Serena Williams is without a doubt one of the best athletes of our generation. After securing her 21st grand slam win at Wimbledon, and that defining New York Magazine cover above, Williams is a force to be reckoned with, and is carving out an inspirational legacy that continues on and off the court. Her athletic ability is just one of the elements she should be admired for, alongside her never-ending strength against the constant criticism she faces.
Instead of focusing on her domination on the court, incessant criticism plagues Serena — about her body, hair and general appearance — criticism that often follows women of color. This criticism is often laced with racist connotations, as the criticism on her physical appearance range from labeling her as a “ugly monkey,” to stating that she has a body like a man — the Russian Tennis Federation even called Serena and her sister, Venus, “the Williams brothers.” This obsession and constant disrespect in relation to Serena’s figure alongside many other women of color — from Nicki Minaj to Misty Copeland — have implications linking to society’s mistreatment of the black female body.
The black woman’s body has always been treated as the “other” in relation to white women. Mainstream beauty standards often don’t include the black female body, and Serena is just one of many examples of black women whose bodies have been labeled everything but “ideal.”

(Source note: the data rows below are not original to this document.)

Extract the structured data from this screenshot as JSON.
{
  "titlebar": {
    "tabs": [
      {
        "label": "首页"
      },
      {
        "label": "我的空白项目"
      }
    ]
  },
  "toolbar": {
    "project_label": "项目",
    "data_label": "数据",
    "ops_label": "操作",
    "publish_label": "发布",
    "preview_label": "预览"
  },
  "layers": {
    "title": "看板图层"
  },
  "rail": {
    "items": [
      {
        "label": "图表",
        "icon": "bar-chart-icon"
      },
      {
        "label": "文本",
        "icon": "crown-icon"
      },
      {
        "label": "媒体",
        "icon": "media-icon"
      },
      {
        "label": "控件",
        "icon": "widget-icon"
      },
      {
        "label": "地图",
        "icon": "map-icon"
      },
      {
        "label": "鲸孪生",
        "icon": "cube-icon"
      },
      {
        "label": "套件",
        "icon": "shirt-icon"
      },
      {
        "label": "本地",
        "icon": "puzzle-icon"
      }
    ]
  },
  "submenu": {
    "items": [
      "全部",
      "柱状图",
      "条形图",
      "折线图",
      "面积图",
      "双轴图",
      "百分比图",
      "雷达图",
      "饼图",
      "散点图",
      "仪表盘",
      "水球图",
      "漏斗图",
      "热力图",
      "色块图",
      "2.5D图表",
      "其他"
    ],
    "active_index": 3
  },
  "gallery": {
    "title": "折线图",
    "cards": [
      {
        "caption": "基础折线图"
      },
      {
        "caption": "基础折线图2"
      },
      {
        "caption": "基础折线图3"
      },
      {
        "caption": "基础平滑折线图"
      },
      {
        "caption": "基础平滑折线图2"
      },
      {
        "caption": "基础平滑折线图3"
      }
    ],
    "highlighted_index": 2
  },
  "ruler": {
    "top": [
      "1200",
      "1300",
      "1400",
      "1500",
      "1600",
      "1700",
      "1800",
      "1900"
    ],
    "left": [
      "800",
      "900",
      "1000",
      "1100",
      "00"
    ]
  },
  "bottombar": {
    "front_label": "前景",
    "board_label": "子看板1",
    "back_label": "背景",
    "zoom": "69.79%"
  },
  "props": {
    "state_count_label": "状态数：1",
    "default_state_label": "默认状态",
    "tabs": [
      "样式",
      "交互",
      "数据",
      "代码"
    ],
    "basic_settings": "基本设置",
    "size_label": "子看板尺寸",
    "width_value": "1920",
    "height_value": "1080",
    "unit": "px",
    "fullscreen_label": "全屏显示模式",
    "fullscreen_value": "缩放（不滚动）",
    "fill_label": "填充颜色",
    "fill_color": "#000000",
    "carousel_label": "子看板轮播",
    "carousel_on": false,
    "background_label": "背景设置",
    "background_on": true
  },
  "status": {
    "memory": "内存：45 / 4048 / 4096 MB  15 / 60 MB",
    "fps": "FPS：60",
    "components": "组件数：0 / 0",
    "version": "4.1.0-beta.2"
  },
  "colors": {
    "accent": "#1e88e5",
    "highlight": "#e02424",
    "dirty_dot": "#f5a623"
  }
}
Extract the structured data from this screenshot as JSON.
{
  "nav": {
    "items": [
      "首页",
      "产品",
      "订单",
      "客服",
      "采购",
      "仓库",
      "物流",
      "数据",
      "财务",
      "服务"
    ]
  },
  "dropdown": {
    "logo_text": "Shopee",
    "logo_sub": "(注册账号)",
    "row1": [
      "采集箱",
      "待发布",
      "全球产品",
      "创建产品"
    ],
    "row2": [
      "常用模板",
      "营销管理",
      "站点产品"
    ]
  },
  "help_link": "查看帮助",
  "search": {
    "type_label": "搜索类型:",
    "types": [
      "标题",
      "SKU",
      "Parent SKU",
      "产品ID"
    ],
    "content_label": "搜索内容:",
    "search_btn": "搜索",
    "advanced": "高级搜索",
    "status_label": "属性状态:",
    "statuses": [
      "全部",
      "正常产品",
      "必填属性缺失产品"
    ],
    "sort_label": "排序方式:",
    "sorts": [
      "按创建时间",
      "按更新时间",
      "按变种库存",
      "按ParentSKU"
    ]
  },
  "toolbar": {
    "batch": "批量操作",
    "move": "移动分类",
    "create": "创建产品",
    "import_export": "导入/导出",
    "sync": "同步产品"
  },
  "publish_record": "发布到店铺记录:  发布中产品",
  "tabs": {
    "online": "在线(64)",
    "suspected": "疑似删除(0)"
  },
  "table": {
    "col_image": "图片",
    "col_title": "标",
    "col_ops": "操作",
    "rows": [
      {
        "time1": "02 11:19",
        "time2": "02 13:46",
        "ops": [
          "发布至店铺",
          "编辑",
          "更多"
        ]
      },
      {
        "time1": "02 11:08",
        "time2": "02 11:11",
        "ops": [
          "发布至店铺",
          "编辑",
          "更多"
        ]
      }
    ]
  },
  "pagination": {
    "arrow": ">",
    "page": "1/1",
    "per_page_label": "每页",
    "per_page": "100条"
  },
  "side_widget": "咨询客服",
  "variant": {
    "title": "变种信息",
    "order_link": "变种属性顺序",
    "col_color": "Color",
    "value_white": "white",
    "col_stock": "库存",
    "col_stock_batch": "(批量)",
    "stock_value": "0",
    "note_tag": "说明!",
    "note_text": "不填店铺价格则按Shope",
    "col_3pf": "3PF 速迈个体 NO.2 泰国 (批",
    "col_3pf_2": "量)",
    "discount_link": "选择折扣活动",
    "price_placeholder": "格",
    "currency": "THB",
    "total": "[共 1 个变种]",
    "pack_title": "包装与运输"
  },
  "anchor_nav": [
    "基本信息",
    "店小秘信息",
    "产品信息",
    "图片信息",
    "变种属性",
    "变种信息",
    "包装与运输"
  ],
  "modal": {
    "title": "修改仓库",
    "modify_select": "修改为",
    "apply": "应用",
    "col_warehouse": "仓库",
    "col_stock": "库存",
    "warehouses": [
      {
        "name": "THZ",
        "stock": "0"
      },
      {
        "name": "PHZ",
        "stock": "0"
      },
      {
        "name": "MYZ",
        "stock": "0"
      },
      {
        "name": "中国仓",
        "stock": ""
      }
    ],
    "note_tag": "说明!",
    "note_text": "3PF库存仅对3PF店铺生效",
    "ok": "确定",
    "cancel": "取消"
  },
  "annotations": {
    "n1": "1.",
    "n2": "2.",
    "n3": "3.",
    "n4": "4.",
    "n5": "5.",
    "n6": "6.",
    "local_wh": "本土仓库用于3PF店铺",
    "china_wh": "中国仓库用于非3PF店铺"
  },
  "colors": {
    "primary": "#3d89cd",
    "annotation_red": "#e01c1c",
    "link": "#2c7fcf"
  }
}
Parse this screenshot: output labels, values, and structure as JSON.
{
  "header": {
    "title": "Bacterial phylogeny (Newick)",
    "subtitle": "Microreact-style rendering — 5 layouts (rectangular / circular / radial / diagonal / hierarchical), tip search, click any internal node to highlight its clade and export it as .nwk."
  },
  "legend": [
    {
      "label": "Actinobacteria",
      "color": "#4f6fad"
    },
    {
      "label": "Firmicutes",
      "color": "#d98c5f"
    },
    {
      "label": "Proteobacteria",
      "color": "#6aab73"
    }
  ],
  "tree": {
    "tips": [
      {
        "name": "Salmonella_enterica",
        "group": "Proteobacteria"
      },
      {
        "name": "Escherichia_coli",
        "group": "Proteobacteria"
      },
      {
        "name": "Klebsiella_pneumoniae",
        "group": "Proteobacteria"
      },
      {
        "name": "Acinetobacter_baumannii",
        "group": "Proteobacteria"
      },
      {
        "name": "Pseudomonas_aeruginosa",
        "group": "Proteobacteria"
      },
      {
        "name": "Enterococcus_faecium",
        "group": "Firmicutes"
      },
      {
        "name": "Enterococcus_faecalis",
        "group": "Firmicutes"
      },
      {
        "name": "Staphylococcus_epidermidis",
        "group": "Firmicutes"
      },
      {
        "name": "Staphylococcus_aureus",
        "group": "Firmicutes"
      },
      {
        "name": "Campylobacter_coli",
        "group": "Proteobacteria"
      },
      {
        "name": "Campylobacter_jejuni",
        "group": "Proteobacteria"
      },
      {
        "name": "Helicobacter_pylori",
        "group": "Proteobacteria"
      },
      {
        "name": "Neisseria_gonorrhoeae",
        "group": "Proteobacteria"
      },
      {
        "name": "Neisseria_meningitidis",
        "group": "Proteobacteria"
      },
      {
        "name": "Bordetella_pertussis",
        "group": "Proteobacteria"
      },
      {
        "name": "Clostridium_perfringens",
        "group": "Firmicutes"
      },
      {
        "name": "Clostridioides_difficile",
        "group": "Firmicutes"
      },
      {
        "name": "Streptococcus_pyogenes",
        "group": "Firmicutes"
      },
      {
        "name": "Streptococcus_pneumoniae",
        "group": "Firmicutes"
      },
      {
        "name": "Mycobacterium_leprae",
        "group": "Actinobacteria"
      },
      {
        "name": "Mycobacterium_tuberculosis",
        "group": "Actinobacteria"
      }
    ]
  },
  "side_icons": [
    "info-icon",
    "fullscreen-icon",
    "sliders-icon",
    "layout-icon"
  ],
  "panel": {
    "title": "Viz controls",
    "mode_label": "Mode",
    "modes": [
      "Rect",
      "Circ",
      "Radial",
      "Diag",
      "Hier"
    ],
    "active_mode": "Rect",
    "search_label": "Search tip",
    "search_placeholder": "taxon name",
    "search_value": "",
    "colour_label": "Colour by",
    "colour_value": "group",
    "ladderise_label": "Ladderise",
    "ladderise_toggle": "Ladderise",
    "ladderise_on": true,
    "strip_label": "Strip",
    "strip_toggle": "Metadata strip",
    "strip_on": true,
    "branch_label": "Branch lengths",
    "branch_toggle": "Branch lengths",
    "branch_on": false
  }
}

Misty Copeland was also a victim of body shaming, after being told her body was too muscular and mature when she was rejected from a ballet company at the age of 13. Forget the fact that those muscles are — and continue to be — a testament to Copeland’s hard work and dedication to the arduous sport of ballet. To be told at 13 years old that your body isn’t ideal would be hard enough as young woman, but unfortunately this form of body criticism doesn’t have an age limit for black girls.
Do we all remember the constant critique that followed Blue Ivy Carter for rocking her natural hair? A 2-year-old ridiculed by the media and on social media, as many took to Twitter and Instagram to mock the appearance of a young child. This treatment of black girls and body shaming women of color remains consistent in our society, where their features, style, and music are uplifted but black women themselves are not.
Amandla Stenberg also spoke on this recently, writing a powerful message on her Instagram: “Black features are beautiful. black women are not.” This is a sad reality perpetrated by the media, which praises many aspects of black culture, but ridicules the very black women who naturally have or represent these things.
The media will happily critique Serena’s calves, butt and muscles, but will praise Iggy, J. Lo, and Kim Kardashian for embracing their curves. The contradiction of embracing the bodies of some, while mocking the bodies of others doesn’t seem to be acknowledged in the media, and continues to keep negative representations of black women alive. While Nicki Minaj’s video for Anaconda was met with much criticism for being explicit and “vulgar,” J-Lo & Iggy Azalea’s “Booty” video was seen as a powerful display of feminism, and credited the two artists as originators of the new “big booty” movement. Forget about Nicki Minaj, Beyonce, hell — even Sir Mix A Lot, right?
There’s no question that women as a whole are dealt a hard hand when it comes to body shaming, and that there is constant pressure about our appearance. But unfortunately for black women, this pressure begins at a very early age, teaching them that the way they are born — from their natural hair, to their bodies, and their attitudes — are just not up to par in society.